Online Meeting, April 1-2, 2022
Nothing about the last year and a half has been normal, and this Biennial gathering of the Association of Practical Theology will reflect that reality. While there will be some typical conference activities, this conference/unconference will prioritize conversations, collaborations, and consultations with other scholar-practitioners in the field of practical theology. There will be time for lament around what we have witnessed, experienced, and survived in the past two years, as well as time for celebrations of milestones, completed projects, and innovations in our work. Much of our time together will be set aside for discerning conversations and building restorative connections as a way of responding to the realities of what has happened in our communities, churches, theological schools, and networks of belonging, and, in many cases, in generations of trauma leading up to this moment.
Together we will be envisioning: What are critical areas of research and teaching in practical theology that need attention at this moment in history? What are the forums and platforms emerging to contribute our expertise and experience in life-generating ways? How do we support one another in the vital tasks to which we are called as we discern where to lend our energy in the work ahead?

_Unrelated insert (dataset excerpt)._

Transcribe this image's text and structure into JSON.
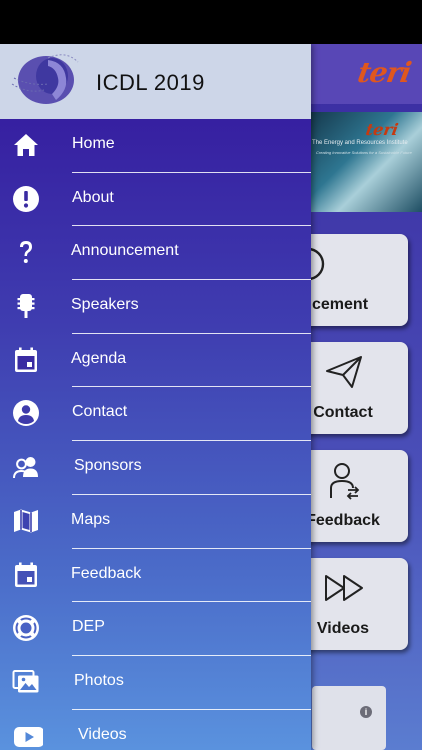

The Association of Practical Theology (APT) offers membership full of benefits that will enhance and enrich your understanding. Your membership gets you:
Far too much of the literature on leadership tells the story of heroic individuals creating their success by their own efforts. Such stories fail to recognize the structural obstacles to thriving faced by those in marginalized communities. If young people in these communities are to grow up to lives of purpose, others must help create the conditions to make that happen. Pastors, organizational leaders, educators, family, and friends must all perceive their calling to create new stories and new conditions of thriving for those most marginalized. The Purpose Gap offers both inspiration and practical guidance for how to do that. It offers advice on creating a safe space for failure and nurturing networks that support young people of color. Professional guidance for how to implement these strategies in one’s congregation, school, or community organization is also included.